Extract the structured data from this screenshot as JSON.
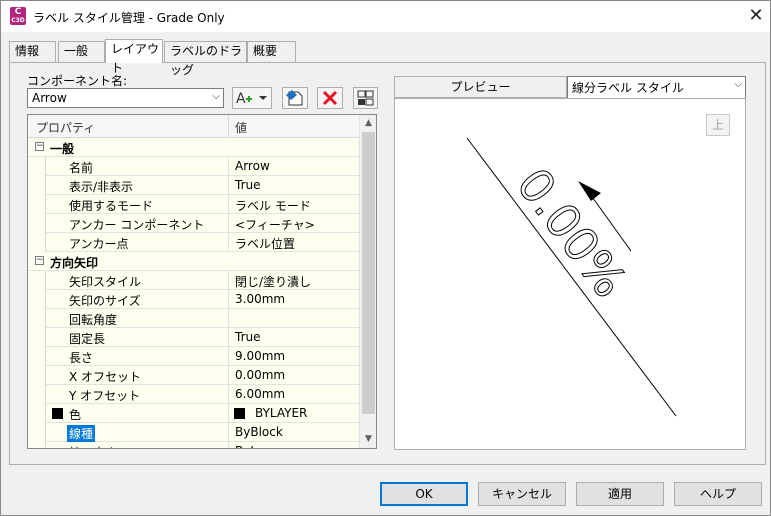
{
  "window": {
    "title": "ラベル スタイル管理 - Grade Only",
    "app_badge": "C",
    "app_badge_sub": "C3D",
    "close_glyph": "✕"
  },
  "tabs": [
    {
      "label": "情報"
    },
    {
      "label": "一般"
    },
    {
      "label": "レイアウト"
    },
    {
      "label": "ラベルのドラッグ"
    },
    {
      "label": "概要"
    }
  ],
  "active_tab": "レイアウト",
  "component": {
    "label": "コンポーネント名:",
    "value": "Arrow"
  },
  "toolbar": {
    "add_icon": "add-component-icon",
    "copy_icon": "copy-component-icon",
    "delete_icon": "delete-component-icon",
    "order_icon": "component-order-icon"
  },
  "grid": {
    "header_property": "プロパティ",
    "header_value": "値",
    "rows": [
      {
        "type": "cat",
        "name": "一般",
        "toggle": "−"
      },
      {
        "type": "prop",
        "name": "名前",
        "value": "Arrow"
      },
      {
        "type": "prop",
        "name": "表示/非表示",
        "value": "True"
      },
      {
        "type": "prop",
        "name": "使用するモード",
        "value": "ラベル モード"
      },
      {
        "type": "prop",
        "name": "アンカー コンポーネント",
        "value": "<フィーチャ>"
      },
      {
        "type": "prop",
        "name": "アンカー点",
        "value": "ラベル位置"
      },
      {
        "type": "cat",
        "name": "方向矢印",
        "toggle": "−"
      },
      {
        "type": "prop",
        "name": "矢印スタイル",
        "value": "閉じ/塗り潰し"
      },
      {
        "type": "prop",
        "name": "矢印のサイズ",
        "value": "3.00mm"
      },
      {
        "type": "prop",
        "name": "回転角度",
        "value": ""
      },
      {
        "type": "prop",
        "name": "固定長",
        "value": "True"
      },
      {
        "type": "prop",
        "name": "長さ",
        "value": "9.00mm"
      },
      {
        "type": "prop",
        "name": "X オフセット",
        "value": "0.00mm"
      },
      {
        "type": "prop",
        "name": "Y オフセット",
        "value": "6.00mm"
      },
      {
        "type": "prop",
        "name": "色",
        "value": "BYLAYER",
        "swatch": "#000000"
      },
      {
        "type": "prop",
        "name": "線種",
        "value": "ByBlock",
        "selected": true
      },
      {
        "type": "prop",
        "name": "線の太さ",
        "value": "ByLayer"
      }
    ]
  },
  "preview": {
    "header": "プレビュー",
    "style_select": "線分ラベル スタイル",
    "up_label": "上",
    "label_text": "0.00%"
  },
  "buttons": {
    "ok": "OK",
    "cancel": "キャンセル",
    "apply": "適用",
    "help": "ヘルプ"
  },
  "colors": {
    "accent": "#0078d7",
    "row_bg": "#fffff0",
    "delete_red": "#e81123",
    "app_icon": "#b3247e"
  }
}
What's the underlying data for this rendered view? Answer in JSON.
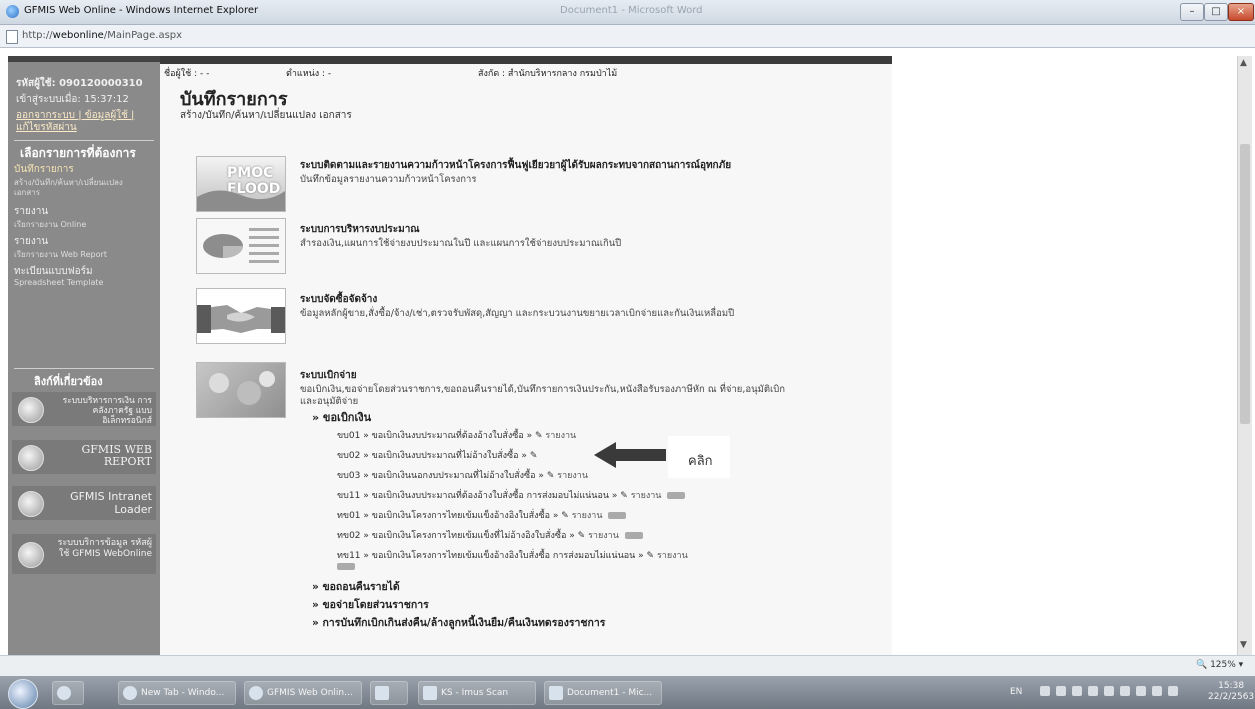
{
  "window": {
    "title": "GFMIS Web Online - Windows Internet Explorer",
    "faded_title": "Document1 - Microsoft Word",
    "min_label": "–",
    "max_label": "□",
    "close_label": "×"
  },
  "address": {
    "prefix": "http://",
    "host": "webonline",
    "path": "/MainPage.aspx"
  },
  "sidebar": {
    "user_code_label": "รหัสผู้ใช้: 090120000310",
    "login_time": "เข้าสู่ระบบเมื่อ: 15:37:12",
    "logout_link": "ออกจากระบบ | ข้อมูลผู้ใช้ |",
    "change_password": "แก้ไขรหัสผ่าน",
    "menu_header": "เลือกรายการที่ต้องการ",
    "menu_items": [
      {
        "label": "บันทึกรายการ",
        "sub": "สร้าง/บันทึก/ค้นหา/เปลี่ยนแปลง"
      },
      {
        "label": "",
        "sub": "เอกสาร"
      },
      {
        "label": "รายงาน",
        "sub": "เรียกรายงาน Online"
      },
      {
        "label": "รายงาน",
        "sub": "เรียกรายงาน Web Report"
      },
      {
        "label": "ทะเบียนแบบฟอร์ม",
        "sub": "Spreadsheet Template"
      }
    ],
    "related_header": "ลิงก์ที่เกี่ยวข้อง",
    "related_links": [
      "ระบบบริหารการเงิน การคลังภาครัฐ แบบอิเล็กทรอนิกส์",
      "GFMIS WEB REPORT",
      "GFMIS Intranet Loader",
      "ระบบบริการข้อมูล รหัสผู้ใช้ GFMIS WebOnline"
    ]
  },
  "infobar": {
    "user": "ชื่อผู้ใช้ : - -",
    "position": "ตำแหน่ง : -",
    "department": "สังกัด : สำนักบริหารกลาง กรมป่าไม้"
  },
  "page": {
    "title": "บันทึกรายการ",
    "subtitle": "สร้าง/บันทึก/ค้นหา/เปลี่ยนแปลง เอกสาร"
  },
  "systems": [
    {
      "thumb": "PMOC FLOOD",
      "title": "ระบบติดตามและรายงานความก้าวหน้าโครงการฟื้นฟูเยียวยาผู้ได้รับผลกระทบจากสถานการณ์อุทกภัย",
      "desc": "บันทึกข้อมูลรายงานความก้าวหน้าโครงการ"
    },
    {
      "thumb": "",
      "title": "ระบบการบริหารงบประมาณ",
      "desc": "สำรองเงิน,แผนการใช้จ่ายงบประมาณในปี และแผนการใช้จ่ายงบประมาณเกินปี"
    },
    {
      "thumb": "",
      "title": "ระบบจัดซื้อจัดจ้าง",
      "desc": "ข้อมูลหลักผู้ขาย,สั่งซื้อ/จ้าง/เช่า,ตรวจรับพัสดุ,สัญญา และกระบวนงานขยายเวลาเบิกจ่ายและกันเงินเหลื่อมปี"
    },
    {
      "thumb": "",
      "title": "ระบบเบิกจ่าย",
      "desc": "ขอเบิกเงิน,ขอจ่ายโดยส่วนราชการ,ขอถอนคืนรายได้,บันทึกรายการเงินประกัน,หนังสือรับรองภาษีหัก ณ ที่จ่าย,อนุมัติเบิก",
      "desc2": "และอนุมัติจ่าย"
    }
  ],
  "disbursement": {
    "section_label": "» ขอเบิกเงิน",
    "items": [
      {
        "code": "ขบ01",
        "label": "» ขอเบิกเงินงบประมาณที่ต้องอ้างใบสั่งซื้อ »",
        "report": "รายงาน"
      },
      {
        "code": "ขบ02",
        "label": "» ขอเบิกเงินงบประมาณที่ไม่อ้างใบสั่งซื้อ »",
        "report": ""
      },
      {
        "code": "ขบ03",
        "label": "» ขอเบิกเงินนอกงบประมาณที่ไม่อ้างใบสั่งซื้อ »",
        "report": "รายงาน"
      },
      {
        "code": "ขบ11",
        "label": "» ขอเบิกเงินงบประมาณที่ต้องอ้างใบสั่งซื้อ การส่งมอบไม่แน่นอน »",
        "report": "รายงาน"
      },
      {
        "code": "ทข01",
        "label": "» ขอเบิกเงินโครงการไทยเข้มแข็งอ้างอิงใบสั่งซื้อ »",
        "report": "รายงาน"
      },
      {
        "code": "ทข02",
        "label": "» ขอเบิกเงินโครงการไทยเข้มแข็งที่ไม่อ้างอิงใบสั่งซื้อ »",
        "report": "รายงาน"
      },
      {
        "code": "ทข11",
        "label": "» ขอเบิกเงินโครงการไทยเข้มแข็งอ้างอิงใบสั่งซื้อ การส่งมอบไม่แน่นอน »",
        "report": "รายงาน"
      }
    ],
    "other_sections": [
      "» ขอถอนคืนรายได้",
      "» ขอจ่ายโดยส่วนราชการ",
      "» การบันทึกเบิกเกินส่งคืน/ล้างลูกหนี้เงินยืม/คืนเงินทดรองราชการ"
    ],
    "annotation": "คลิก"
  },
  "status": {
    "zoom": "125%"
  },
  "taskbar": {
    "items": [
      "New Tab - Windo...",
      "GFMIS Web Onlin...",
      "",
      "KS - Imus Scan",
      "Document1 - Mic..."
    ],
    "lang": "EN",
    "time": "15:38",
    "date": "22/2/2563"
  }
}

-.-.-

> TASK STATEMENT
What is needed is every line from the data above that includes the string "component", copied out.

> YOUR RESPONSE
  "component": {
    "add_icon": "add-component-icon",
    "copy_icon": "copy-component-icon",
    "delete_icon": "delete-component-icon",
    "order_icon": "component-order-icon"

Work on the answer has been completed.